In Stoker, renowned Korean film-maker Chan-wook Park brings his Eastern sensibilities to a very strange part of the American South. So is it about vampires, then? 'It's about jealousy,' the director tells TARA BRADY
A FANGIRL WRITES: I’ve been lucky enough to interview Chan-wook Park five times in 10 years, a fact I never tire telling anyone who’ll listen. Even now, it’s hard to accept the person of Park – as softly spoken and mild-mannered a film-maker as you’ll find – as the writer-director behind the Vengeance Trilogy. Try as I might I can never picture him writing and shooting the scene in Oldboy wherein actor Choi Min-sik violently devours a live octopus or orchestrating the child- hanging sequence in Lady Vengeance

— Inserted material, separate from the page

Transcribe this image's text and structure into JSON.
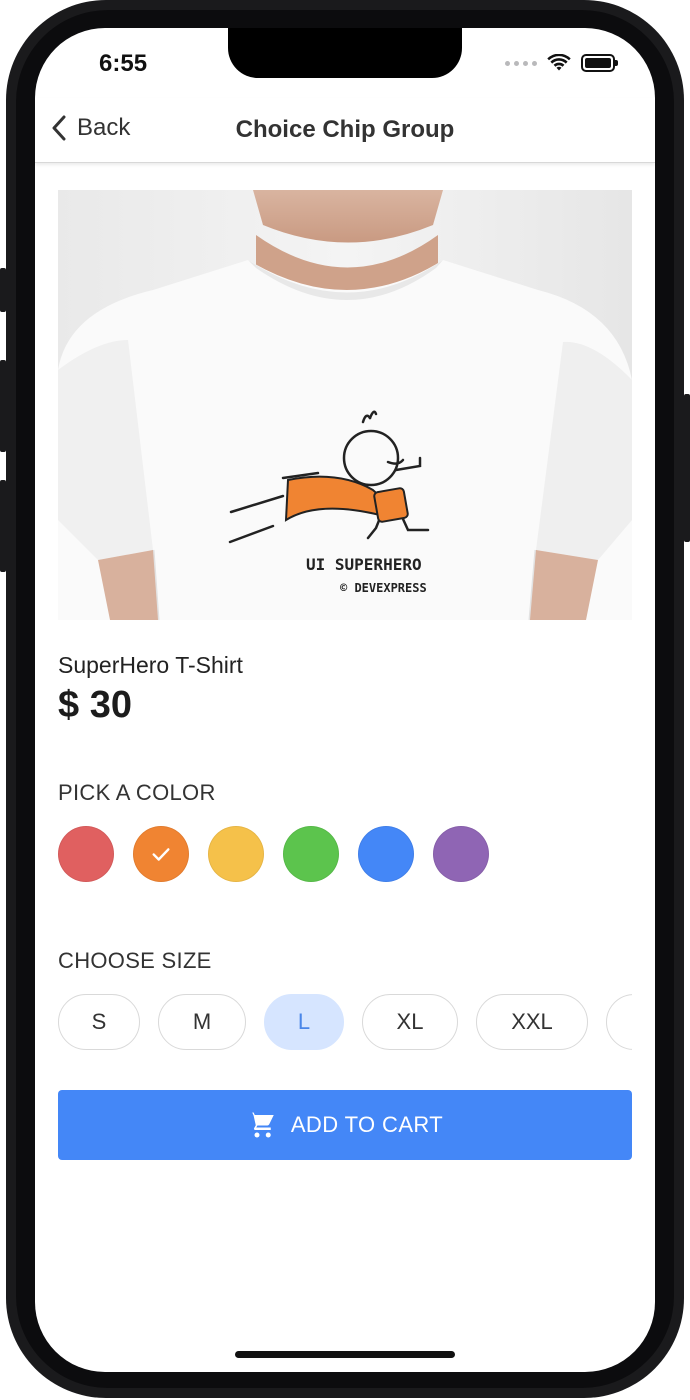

Director Park – as his crew call him on set – does speak English though prefers to do so through his interpreter and co-producer Won-jo Jeong. He’s has just directed Stoker, his first Hollywood picture, in that way.
“It didn’t provide as much hardship as I thought,” says the 49-year-old. “It’s fine when you have a good translator. Just look at us now.”
A philosophy graduate, Park talks in measured, thoughtful verses and will hardly ever raise a point without politely considering the virtues of its antithesis. The moral of his oddball 2006 romance I’m a Cyborg but That’s Okay was “give up hope and cheer up”.
He’s modest about his achievements though he’s won countless awards including two from Cannes: OldBoy took home the Grand Prix in 2004; Thirst won the Jury Prize in 2004.
He can even make allowances for sweltering heat.
“With everything things are light and dark,” he says of Stoker’s American shoot. “If you go to Nashville, Tennessee, to avail of a great tax rebate and keep your movie under budget, you can’t complain about the heat in in August. It’s all part and parcel of making an American film. I can’t complain. It’s up to me to adapt. It’s up to me to learn how they do things over there, and do them.”
On reflection, this is precisely what we should expect from the director of OldBoy. The great trick of Park’s Vengeance Trilogy – comprising Sympathy for Mr Vengeance, OldBoy and Lady Vengeance – is that it’s an Anti-Vengeance Trilogy. Revenge fantasies are supposed to be cathartic; in Park’s milieu, revenge is hollow and corrosive.
The new film scratches at a different underbelly entirely.
“It’s about jealousy,” says Park. “I liked the idea that it takes place inside a residential house where three members of a family exchange a subtle flow of emotions and how jealousy moves around in family relationships.”
Stoker, an Oedipal psychodrama, picks up where the sex and death of Thirst – Park’s reworking of Émile Zola’s Thérèse Raquin as a vampire romance – left off. It’s one of what Park calls his “hot and cold” pieces.